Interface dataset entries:
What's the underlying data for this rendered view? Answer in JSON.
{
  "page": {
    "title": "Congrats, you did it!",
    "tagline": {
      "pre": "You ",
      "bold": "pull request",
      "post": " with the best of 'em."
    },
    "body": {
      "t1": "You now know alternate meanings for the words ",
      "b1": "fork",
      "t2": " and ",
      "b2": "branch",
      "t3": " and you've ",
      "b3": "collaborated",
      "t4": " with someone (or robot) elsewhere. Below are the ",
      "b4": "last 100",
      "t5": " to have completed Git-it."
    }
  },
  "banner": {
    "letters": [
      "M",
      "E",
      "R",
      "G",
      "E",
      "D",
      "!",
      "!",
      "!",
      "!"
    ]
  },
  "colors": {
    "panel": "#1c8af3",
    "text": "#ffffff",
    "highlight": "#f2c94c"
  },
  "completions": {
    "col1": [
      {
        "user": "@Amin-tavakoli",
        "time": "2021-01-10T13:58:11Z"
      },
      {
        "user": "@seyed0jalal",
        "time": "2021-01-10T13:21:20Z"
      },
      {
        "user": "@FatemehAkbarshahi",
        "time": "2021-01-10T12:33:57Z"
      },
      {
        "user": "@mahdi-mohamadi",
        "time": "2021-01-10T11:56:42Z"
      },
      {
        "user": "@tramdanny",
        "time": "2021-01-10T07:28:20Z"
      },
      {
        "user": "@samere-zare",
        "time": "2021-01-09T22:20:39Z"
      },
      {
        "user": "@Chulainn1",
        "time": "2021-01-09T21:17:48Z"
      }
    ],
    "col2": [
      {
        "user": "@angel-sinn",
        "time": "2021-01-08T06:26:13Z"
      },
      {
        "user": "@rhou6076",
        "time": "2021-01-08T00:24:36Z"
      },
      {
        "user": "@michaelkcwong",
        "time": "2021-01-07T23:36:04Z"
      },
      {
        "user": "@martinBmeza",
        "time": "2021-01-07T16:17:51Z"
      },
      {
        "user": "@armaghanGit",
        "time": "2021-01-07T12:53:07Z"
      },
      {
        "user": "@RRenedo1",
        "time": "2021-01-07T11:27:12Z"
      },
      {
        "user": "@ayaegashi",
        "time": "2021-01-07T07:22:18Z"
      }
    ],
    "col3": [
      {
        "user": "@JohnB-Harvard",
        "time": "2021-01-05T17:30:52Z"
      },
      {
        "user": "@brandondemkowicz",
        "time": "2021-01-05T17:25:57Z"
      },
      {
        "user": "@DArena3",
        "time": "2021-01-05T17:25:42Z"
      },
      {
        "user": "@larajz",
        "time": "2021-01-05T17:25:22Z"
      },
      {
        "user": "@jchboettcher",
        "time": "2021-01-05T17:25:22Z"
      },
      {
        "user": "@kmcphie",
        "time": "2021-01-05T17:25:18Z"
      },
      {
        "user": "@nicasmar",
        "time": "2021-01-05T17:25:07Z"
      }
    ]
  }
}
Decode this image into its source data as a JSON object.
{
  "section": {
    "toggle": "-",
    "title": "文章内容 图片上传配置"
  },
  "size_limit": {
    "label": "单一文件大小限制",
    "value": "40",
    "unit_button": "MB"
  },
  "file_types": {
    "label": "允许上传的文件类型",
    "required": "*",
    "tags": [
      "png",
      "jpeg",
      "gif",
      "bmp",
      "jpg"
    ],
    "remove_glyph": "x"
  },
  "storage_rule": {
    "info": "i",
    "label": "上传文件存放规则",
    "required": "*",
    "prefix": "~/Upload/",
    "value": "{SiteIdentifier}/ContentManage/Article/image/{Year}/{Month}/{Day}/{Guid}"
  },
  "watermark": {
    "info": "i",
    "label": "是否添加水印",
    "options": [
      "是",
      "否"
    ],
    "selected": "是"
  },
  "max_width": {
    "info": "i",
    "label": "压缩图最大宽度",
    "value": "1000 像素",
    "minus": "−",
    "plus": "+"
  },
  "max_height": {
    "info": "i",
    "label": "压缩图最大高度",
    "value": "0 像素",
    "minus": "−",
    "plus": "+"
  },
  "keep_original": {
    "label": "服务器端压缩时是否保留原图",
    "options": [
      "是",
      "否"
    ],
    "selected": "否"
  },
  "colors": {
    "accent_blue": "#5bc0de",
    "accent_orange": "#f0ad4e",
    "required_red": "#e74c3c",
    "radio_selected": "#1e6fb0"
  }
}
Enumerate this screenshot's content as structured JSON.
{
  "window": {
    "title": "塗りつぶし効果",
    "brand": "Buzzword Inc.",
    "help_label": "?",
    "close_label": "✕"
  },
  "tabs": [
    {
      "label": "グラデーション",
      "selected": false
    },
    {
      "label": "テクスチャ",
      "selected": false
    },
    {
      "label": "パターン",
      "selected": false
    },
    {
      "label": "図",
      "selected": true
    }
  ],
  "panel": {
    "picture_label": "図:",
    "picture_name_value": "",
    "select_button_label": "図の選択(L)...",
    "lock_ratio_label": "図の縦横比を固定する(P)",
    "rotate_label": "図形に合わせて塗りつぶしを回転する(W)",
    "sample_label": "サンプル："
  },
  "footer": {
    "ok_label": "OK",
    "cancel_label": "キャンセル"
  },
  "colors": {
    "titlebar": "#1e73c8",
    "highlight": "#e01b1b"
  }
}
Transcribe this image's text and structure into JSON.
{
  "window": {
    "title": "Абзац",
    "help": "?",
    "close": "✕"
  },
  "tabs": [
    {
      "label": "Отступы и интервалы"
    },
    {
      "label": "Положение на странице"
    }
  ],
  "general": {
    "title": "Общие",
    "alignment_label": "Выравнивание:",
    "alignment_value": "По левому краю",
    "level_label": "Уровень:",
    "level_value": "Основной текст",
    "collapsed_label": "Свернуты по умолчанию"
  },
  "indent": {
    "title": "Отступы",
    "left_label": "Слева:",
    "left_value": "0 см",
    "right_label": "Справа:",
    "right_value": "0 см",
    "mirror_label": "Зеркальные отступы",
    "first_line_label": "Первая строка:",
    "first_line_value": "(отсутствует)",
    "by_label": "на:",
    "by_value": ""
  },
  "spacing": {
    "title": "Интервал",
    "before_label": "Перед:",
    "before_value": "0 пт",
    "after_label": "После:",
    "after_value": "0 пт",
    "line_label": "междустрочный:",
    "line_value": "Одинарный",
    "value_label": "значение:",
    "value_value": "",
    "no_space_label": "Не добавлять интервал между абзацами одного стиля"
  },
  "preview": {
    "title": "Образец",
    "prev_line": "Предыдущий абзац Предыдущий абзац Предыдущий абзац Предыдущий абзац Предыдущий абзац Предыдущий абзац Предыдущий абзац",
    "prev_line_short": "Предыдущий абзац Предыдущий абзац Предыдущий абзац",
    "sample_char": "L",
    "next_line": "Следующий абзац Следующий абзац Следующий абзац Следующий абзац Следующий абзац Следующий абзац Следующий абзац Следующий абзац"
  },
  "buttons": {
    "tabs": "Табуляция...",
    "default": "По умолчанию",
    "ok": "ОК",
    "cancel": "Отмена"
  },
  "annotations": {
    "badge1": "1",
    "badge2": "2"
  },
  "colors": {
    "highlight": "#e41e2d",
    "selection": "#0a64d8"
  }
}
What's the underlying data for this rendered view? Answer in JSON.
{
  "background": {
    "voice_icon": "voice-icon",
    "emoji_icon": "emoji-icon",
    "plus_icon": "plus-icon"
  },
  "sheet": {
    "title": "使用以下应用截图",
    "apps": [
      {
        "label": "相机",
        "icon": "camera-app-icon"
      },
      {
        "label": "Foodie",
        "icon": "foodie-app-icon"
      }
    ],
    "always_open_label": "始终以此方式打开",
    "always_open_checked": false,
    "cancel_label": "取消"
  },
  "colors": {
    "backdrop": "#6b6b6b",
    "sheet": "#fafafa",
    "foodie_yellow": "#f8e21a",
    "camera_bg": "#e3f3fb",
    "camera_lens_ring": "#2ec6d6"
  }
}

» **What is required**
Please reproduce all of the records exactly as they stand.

» **Finished exercise**
What's the underlying data for this rendered view? Answer in JSON.
{
  "page": {
    "title": "Congrats, you did it!",
    "tagline": {
      "pre": "You ",
      "bold": "pull request",
      "post": " with the best of 'em."
    },
    "body": {
      "t1": "You now know alternate meanings for the words ",
      "b1": "fork",
      "t2": " and ",
      "b2": "branch",
      "t3": " and you've ",
      "b3": "collaborated",
      "t4": " with someone (or robot) elsewhere. Below are the ",
      "b4": "last 100",
      "t5": " to have completed Git-it."
    }
  },
  "banner": {
    "letters": [
      "M",
      "E",
      "R",
      "G",
      "E",
      "D",
      "!",
      "!",
      "!",
      "!"
    ]
  },
  "colors": {
    "panel": "#1c8af3",
    "text": "#ffffff",
    "highlight": "#f2c94c"
  },
  "completions": {
    "col1": [
      {
        "user": "@Amin-tavakoli",
        "time": "2021-01-10T13:58:11Z"
      },
      {
        "user": "@seyed0jalal",
        "time": "2021-01-10T13:21:20Z"
      },
      {
        "user": "@FatemehAkbarshahi",
        "time": "2021-01-10T12:33:57Z"
      },
      {
        "user": "@mahdi-mohamadi",
        "time": "2021-01-10T11:56:42Z"
      },
      {
        "user": "@tramdanny",
        "time": "2021-01-10T07:28:20Z"
      },
      {
        "user": "@samere-zare",
        "time": "2021-01-09T22:20:39Z"
      },
      {
        "user": "@Chulainn1",
        "time": "2021-01-09T21:17:48Z"
      }
    ],
    "col2": [
      {
        "user": "@angel-sinn",
        "time": "2021-01-08T06:26:13Z"
      },
      {
        "user": "@rhou6076",
        "time": "2021-01-08T00:24:36Z"
      },
      {
        "user": "@michaelkcwong",
        "time": "2021-01-07T23:36:04Z"
      },
      {
        "user": "@martinBmeza",
        "time": "2021-01-07T16:17:51Z"
      },
      {
        "user": "@armaghanGit",
        "time": "2021-01-07T12:53:07Z"
      },
      {
        "user": "@RRenedo1",
        "time": "2021-01-07T11:27:12Z"
      },
      {
        "user": "@ayaegashi",
        "time": "2021-01-07T07:22:18Z"
      }
    ],
    "col3": [
      {
        "user": "@JohnB-Harvard",
        "time": "2021-01-05T17:30:52Z"
      },
      {
        "user": "@brandondemkowicz",
        "time": "2021-01-05T17:25:57Z"
      },
      {
        "user": "@DArena3",
        "time": "2021-01-05T17:25:42Z"
      },
      {
        "user": "@larajz",
        "time": "2021-01-05T17:25:22Z"
      },
      {
        "user": "@jchboettcher",
        "time": "2021-01-05T17:25:22Z"
      },
      {
        "user": "@kmcphie",
        "time": "2021-01-05T17:25:18Z"
      },
      {
        "user": "@nicasmar",
        "time": "2021-01-05T17:25:07Z"
      }
    ]
  }
}
Decode this image into its source data as a JSON object.
{
  "section": {
    "toggle": "-",
    "title": "文章内容 图片上传配置"
  },
  "size_limit": {
    "label": "单一文件大小限制",
    "value": "40",
    "unit_button": "MB"
  },
  "file_types": {
    "label": "允许上传的文件类型",
    "required": "*",
    "tags": [
      "png",
      "jpeg",
      "gif",
      "bmp",
      "jpg"
    ],
    "remove_glyph": "x"
  },
  "storage_rule": {
    "info": "i",
    "label": "上传文件存放规则",
    "required": "*",
    "prefix": "~/Upload/",
    "value": "{SiteIdentifier}/ContentManage/Article/image/{Year}/{Month}/{Day}/{Guid}"
  },
  "watermark": {
    "info": "i",
    "label": "是否添加水印",
    "options": [
      "是",
      "否"
    ],
    "selected": "是"
  },
  "max_width": {
    "info": "i",
    "label": "压缩图最大宽度",
    "value": "1000 像素",
    "minus": "−",
    "plus": "+"
  },
  "max_height": {
    "info": "i",
    "label": "压缩图最大高度",
    "value": "0 像素",
    "minus": "−",
    "plus": "+"
  },
  "keep_original": {
    "label": "服务器端压缩时是否保留原图",
    "options": [
      "是",
      "否"
    ],
    "selected": "否"
  },
  "colors": {
    "accent_blue": "#5bc0de",
    "accent_orange": "#f0ad4e",
    "required_red": "#e74c3c",
    "radio_selected": "#1e6fb0"
  }
}
Enumerate this screenshot's content as structured JSON.
{
  "window": {
    "title": "塗りつぶし効果",
    "brand": "Buzzword Inc.",
    "help_label": "?",
    "close_label": "✕"
  },
  "tabs": [
    {
      "label": "グラデーション",
      "selected": false
    },
    {
      "label": "テクスチャ",
      "selected": false
    },
    {
      "label": "パターン",
      "selected": false
    },
    {
      "label": "図",
      "selected": true
    }
  ],
  "panel": {
    "picture_label": "図:",
    "picture_name_value": "",
    "select_button_label": "図の選択(L)...",
    "lock_ratio_label": "図の縦横比を固定する(P)",
    "rotate_label": "図形に合わせて塗りつぶしを回転する(W)",
    "sample_label": "サンプル："
  },
  "footer": {
    "ok_label": "OK",
    "cancel_label": "キャンセル"
  },
  "colors": {
    "titlebar": "#1e73c8",
    "highlight": "#e01b1b"
  }
}
Transcribe this image's text and structure into JSON.
{
  "window": {
    "title": "Абзац",
    "help": "?",
    "close": "✕"
  },
  "tabs": [
    {
      "label": "Отступы и интервалы"
    },
    {
      "label": "Положение на странице"
    }
  ],
  "general": {
    "title": "Общие",
    "alignment_label": "Выравнивание:",
    "alignment_value": "По левому краю",
    "level_label": "Уровень:",
    "level_value": "Основной текст",
    "collapsed_label": "Свернуты по умолчанию"
  },
  "indent": {
    "title": "Отступы",
    "left_label": "Слева:",
    "left_value": "0 см",
    "right_label": "Справа:",
    "right_value": "0 см",
    "mirror_label": "Зеркальные отступы",
    "first_line_label": "Первая строка:",
    "first_line_value": "(отсутствует)",
    "by_label": "на:",
    "by_value": ""
  },
  "spacing": {
    "title": "Интервал",
    "before_label": "Перед:",
    "before_value": "0 пт",
    "after_label": "После:",
    "after_value": "0 пт",
    "line_label": "междустрочный:",
    "line_value": "Одинарный",
    "value_label": "значение:",
    "value_value": "",
    "no_space_label": "Не добавлять интервал между абзацами одного стиля"
  },
  "preview": {
    "title": "Образец",
    "prev_line": "Предыдущий абзац Предыдущий абзац Предыдущий абзац Предыдущий абзац Предыдущий абзац Предыдущий абзац Предыдущий абзац",
    "prev_line_short": "Предыдущий абзац Предыдущий абзац Предыдущий абзац",
    "sample_char": "L",
    "next_line": "Следующий абзац Следующий абзац Следующий абзац Следующий абзац Следующий абзац Следующий абзац Следующий абзац Следующий абзац"
  },
  "buttons": {
    "tabs": "Табуляция...",
    "default": "По умолчанию",
    "ok": "ОК",
    "cancel": "Отмена"
  },
  "annotations": {
    "badge1": "1",
    "badge2": "2"
  },
  "colors": {
    "highlight": "#e41e2d",
    "selection": "#0a64d8"
  }
}
What's the underlying data for this rendered view? Answer in JSON.
{
  "background": {
    "voice_icon": "voice-icon",
    "emoji_icon": "emoji-icon",
    "plus_icon": "plus-icon"
  },
  "sheet": {
    "title": "使用以下应用截图",
    "apps": [
      {
        "label": "相机",
        "icon": "camera-app-icon"
      },
      {
        "label": "Foodie",
        "icon": "foodie-app-icon"
      }
    ],
    "always_open_label": "始终以此方式打开",
    "always_open_checked": false,
    "cancel_label": "取消"
  },
  "colors": {
    "backdrop": "#6b6b6b",
    "sheet": "#fafafa",
    "foodie_yellow": "#f8e21a",
    "camera_bg": "#e3f3fb",
    "camera_lens_ring": "#2ec6d6"
  }
}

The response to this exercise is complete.